Deploying DNNs to Edge Devices with NNabla and Mixed Precision Inference

Thursday, January 16, 2020


Posted by shin

Deploying DNNs to Edge Devices with NNabla for Mixed-Precision Inference

Compression methods in NNabla

For several years, we have been working on implementing neural network compression methods to NNabla. Our goal is to reduce the memory and/or computational footprint of deep neural networks (DNN)s in order to run them on less-powerful edge
devices like wearables or IoT.

NNabla already natively includes a wide range of methods for network compression. We use them to deploy networks for Sony products. Quantization functions and special layers, which can replace more computation-intensive affine/convolutional layers, reduce the network
footprint by a factor of 10 or more.

Today, the list of compression methods offered by NNabla is quite impressive. More specifically, the following compression methods are available:

a) Compact layers for DNN reduction

b) Quantization methods for DNN reduction

Quantization functions reduce the number of bits that we spend for each weight and can also yield a reduction in the latency or power consumption. Compact architectures on the other hand reduce the number of weights and the number of operations required to operate the DNN. Both approaches can be combined and yield networks that can be deployed to very small edge devices.

Mixed precision DNNs

In our recent paper “Mixed Precision DNNs: All you need is a good parametrization”, which has been accepted to ICLR 2020, we present our latest algorithm to extend the NNabla compression toolbox.
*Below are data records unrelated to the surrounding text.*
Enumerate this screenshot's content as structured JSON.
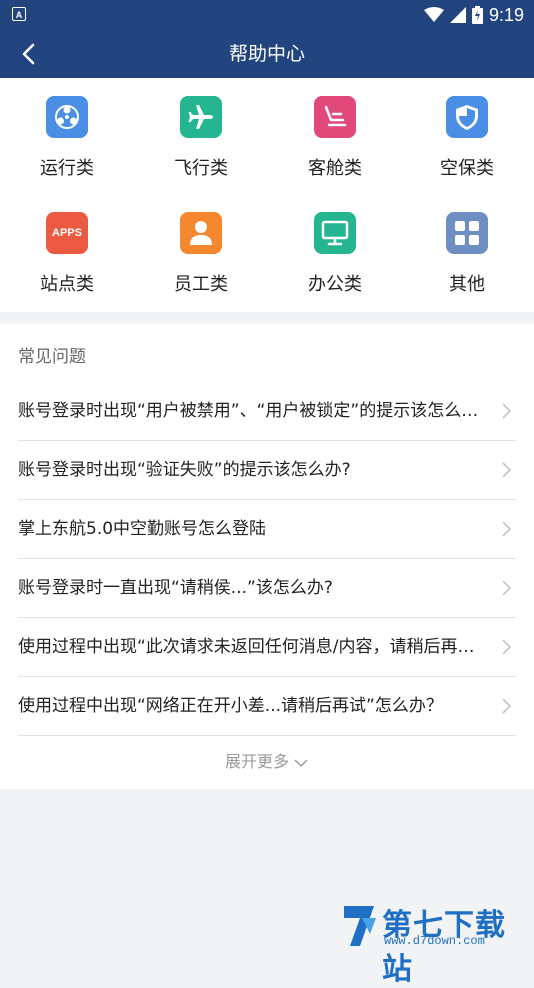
{
  "status_bar": {
    "time": "9:19",
    "app_badge": "A"
  },
  "nav": {
    "title": "帮助中心"
  },
  "categories": [
    {
      "label": "运行类",
      "icon": "network-icon",
      "color": "#4a8ee6"
    },
    {
      "label": "飞行类",
      "icon": "airplane-icon",
      "color": "#25b590"
    },
    {
      "label": "客舱类",
      "icon": "seat-icon",
      "color": "#e0497a"
    },
    {
      "label": "空保类",
      "icon": "shield-icon",
      "color": "#4a8ee6"
    },
    {
      "label": "站点类",
      "icon": "apps-icon",
      "color": "#ec5a44",
      "icon_text": "APPS"
    },
    {
      "label": "员工类",
      "icon": "person-icon",
      "color": "#f5872f"
    },
    {
      "label": "办公类",
      "icon": "monitor-icon",
      "color": "#25b590"
    },
    {
      "label": "其他",
      "icon": "grid-icon",
      "color": "#6f8fc4"
    }
  ],
  "faq": {
    "heading": "常见问题",
    "items": [
      "账号登录时出现“用户被禁用”、“用户被锁定”的提示该怎么办？",
      "账号登录时出现“验证失败”的提示该怎么办?",
      "掌上东航5.0中空勤账号怎么登陆",
      "账号登录时一直出现“请稍侯...”该怎么办?",
      "使用过程中出现“此次请求未返回任何消息/内容，请稍后再试”怎么办？",
      "使用过程中出现“网络正在开小差...请稍后再试”怎么办？"
    ],
    "more_label": "展开更多"
  },
  "watermark": {
    "name": "第七下载站",
    "url": "www.d7down.com"
  }
}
In order to use DNNs on device, practitioners typically have to manually choose a global bit width to which all the weights are quantized. The bitwidth is chosen to meet the hardware and application constraints: memory, latency, computations, accuracy. In the paper, we show, however, that better performances can be achieved if we optimize the number of bits used by each layer while respecting the given hardware and application constraints.

With the proposed method, it is possible to automatically learn an optimal bit width to use at each layer. This can be learnt by gradient descent at the same time as the network weights are learned. This implies that the mixed precision training is performed roughly within the same training time as usual training. The key to achieve this is to choose a good parametrization of the quantization.


Let us first review neural network quantization. For example, fixed-point quantization of a number \(x\) is computed by

\( q = Q\left\lbrack x;\mathbf{\theta} \right\rbrack = \text{sign}\left( x \right)\left\{ \begin{matrix}
d\left\lfloor \frac{\left| x \right|}{d} + \frac{1}{2} \right\rfloor & \left| x \right| \leq q_{\max} \\
q_{\max} & \left| x \right| > q_{\max} \\
\end{matrix} \right.\ ,

\(\mathbf{\theta} = \left\lbrack d,\ q_{\max},\ b \right\rbrack^{T}\) is a parameter vector containing the step size \(d\), maximum value \(q_{\max}\) and number of bits \(b\) used to encode the quantized values \(q\). Hence,
in order to use such quantization, we need to choose good values for \(\mathbf{\theta}\). Although rules-of-thumb exist to choose these values from weights that were trained without quantization, it is in general not straightforward and can be cumbersome — especially if we want to use different \(\mathbf{\theta}\)s for different layers as is the case for mixed-precision networks.

Mixed-precision networks refers to a network where different number of bits are used for each layer. Heuristically, practitioners know that the first layer requires more bits than the other layers and being able to learn this distribution would allow us to reduce the manual tweaking

Mixed precision DNNs using differentiable quantization

Our ICLR 2020 paper “Mixed precision DNNs: All you need is a good parametrization” comes at the rescue. In this paper, we show that the elements in \(\mathbf{\theta}\) can be learned with gradient descent. Furthermore, as the elements in \(\mathbf{\theta}\) are dependent, we can choose different parametrizations and in the paper we show that there is one that makes it easy to learn optimal values.

Using our differentiable quantization scheme, we can train mixed-precision ResNet-18 and MobileNetV2 models on ImageNet, which have an average size of 4bit.

The following table shows our results:

Our results compare favorably to other recent quantization approaches and it is interesting to see the learned weight bitwidth assignment:

Please check our paper or come to our poster at ICLR 2020 for more details and a comparison to other state-of-the-art quantization methods.


[1.] Courbariaux, Matthieu, Yoshua Bengio, and Jean-Pierre David.
“BinaryConnect: Training deep neural networks with binary weights
during propagations.” Advances in neural information processing
systems. 2015.

[2.] Rastegari, Mohammad, et al. “XNOR-net: ImageNet classification
using binary convolutional neural networks.” European Conference on
Computer Vision. Springer, Cham, 2016.

[3.] Zhou, Aojun, et al. “Incremental network quantization: Towards
lossless CNNs with low-precision weights.” arXiv preprint
arXiv:1702.03044 (2017).